Good Morning Everyone,

As people get off to the work week after an early spring weekend, many of us are prepping for a growing season, no more so than across the Grain Belt.

Keeping in mind that farmers typically now try and farm anywhere between 13,000 and 40,000 or more acres each year, this year, they are saying some will have to change the way they farm.

 

“After a tumultuous year of poor crop yields following weeks of dry conditions, Saskatchewan farmers and agricultural associations say pandemic-induced inflation and supply shortages are causing their input costs to spike.

“We’re seeing fertilizer prices increase by a multitude of 200 per cent or even 300 per cent, depending on when you’ve purchased,” said Kenton Possberg, a farmer north of Humboldt.”    “

Possberg said in early 2021, the price for fertilizers was around $400 per tonne, which became $700 to $800 per tonne in the summer. 

“Through the winter. the prices approached $1,100 a tonne.”  

Glyphosate, a chemical compound used widely in herbicides that control broadleaf weeds and grasses, continues to be in a short supply.

“A major supplier of glyphosate ( could this supplier be Bayer?)  in February called a force majeure [an unforeseeable circumstance that prevents fulfilling a contract] because they were unable to get one of the key ingredients to make glyphosates,” Possberg said.

“Farmers would have to cut back. It could change how some farm this spring. It’s not just the price of the inputs, but the availability in general.”

Via CBC.

It is great that people want to farm, and be successful,  however this success, has been for many, dependant on using massive amounts of chemical fertilizers, pesticides, and herbicides.

The Possberg Family, have excelled at winning awards for the maximum number of bushels of product, produced per acre.  They achieve this distinction by fully adopting chemical fertilizer , herbicide, and pesticide products to boost production and eliminate setbacks to that production.

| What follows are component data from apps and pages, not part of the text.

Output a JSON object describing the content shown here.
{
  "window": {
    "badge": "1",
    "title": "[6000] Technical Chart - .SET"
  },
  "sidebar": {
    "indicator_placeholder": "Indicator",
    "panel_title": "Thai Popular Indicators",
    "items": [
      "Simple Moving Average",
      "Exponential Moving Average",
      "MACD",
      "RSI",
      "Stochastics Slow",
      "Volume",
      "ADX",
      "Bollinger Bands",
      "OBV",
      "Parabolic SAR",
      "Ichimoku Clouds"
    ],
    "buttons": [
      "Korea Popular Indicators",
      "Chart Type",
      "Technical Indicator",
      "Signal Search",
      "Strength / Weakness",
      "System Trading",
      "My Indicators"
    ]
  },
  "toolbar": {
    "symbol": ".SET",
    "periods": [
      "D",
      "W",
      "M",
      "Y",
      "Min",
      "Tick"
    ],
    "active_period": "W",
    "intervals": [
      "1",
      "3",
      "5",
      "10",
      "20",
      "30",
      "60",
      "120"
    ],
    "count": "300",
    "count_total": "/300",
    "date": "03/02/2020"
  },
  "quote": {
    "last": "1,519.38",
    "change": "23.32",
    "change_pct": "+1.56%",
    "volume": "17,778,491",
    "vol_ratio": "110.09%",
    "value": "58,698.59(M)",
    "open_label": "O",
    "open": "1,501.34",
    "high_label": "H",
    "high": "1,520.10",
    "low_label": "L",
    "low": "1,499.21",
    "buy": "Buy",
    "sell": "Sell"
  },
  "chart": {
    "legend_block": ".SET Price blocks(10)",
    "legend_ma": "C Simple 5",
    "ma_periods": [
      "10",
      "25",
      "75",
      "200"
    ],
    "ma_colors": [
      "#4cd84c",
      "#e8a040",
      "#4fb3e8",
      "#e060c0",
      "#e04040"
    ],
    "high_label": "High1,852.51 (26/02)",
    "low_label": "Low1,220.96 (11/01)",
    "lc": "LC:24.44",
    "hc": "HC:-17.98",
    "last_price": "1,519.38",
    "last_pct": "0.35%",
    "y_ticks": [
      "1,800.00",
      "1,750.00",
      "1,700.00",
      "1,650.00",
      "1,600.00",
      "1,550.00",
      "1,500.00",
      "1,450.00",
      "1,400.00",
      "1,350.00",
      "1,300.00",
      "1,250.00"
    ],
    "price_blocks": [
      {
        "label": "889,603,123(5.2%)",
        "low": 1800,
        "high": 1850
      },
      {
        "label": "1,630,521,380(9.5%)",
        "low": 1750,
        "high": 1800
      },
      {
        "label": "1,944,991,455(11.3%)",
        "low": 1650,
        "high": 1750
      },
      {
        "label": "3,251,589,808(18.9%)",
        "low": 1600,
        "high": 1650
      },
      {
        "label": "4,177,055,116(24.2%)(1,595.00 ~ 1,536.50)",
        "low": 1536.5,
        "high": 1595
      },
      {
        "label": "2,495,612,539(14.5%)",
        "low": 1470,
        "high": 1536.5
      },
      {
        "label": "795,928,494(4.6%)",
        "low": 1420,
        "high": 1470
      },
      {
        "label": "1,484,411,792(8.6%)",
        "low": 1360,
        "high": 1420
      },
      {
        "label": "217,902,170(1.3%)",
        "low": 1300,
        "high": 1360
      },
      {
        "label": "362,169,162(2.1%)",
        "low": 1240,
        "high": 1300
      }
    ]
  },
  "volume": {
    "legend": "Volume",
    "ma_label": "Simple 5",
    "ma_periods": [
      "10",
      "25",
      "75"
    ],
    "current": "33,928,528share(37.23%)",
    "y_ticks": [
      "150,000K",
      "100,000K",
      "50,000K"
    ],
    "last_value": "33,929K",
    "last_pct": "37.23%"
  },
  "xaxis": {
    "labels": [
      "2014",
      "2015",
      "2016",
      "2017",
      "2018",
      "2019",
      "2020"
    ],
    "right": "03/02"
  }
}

 I will leave you to form your own opinions, but yes, the method and scale will undoubtedly have to change away from high input costs that also are detrimental to soils and human health.

 

Many blessings on this day.

Gerald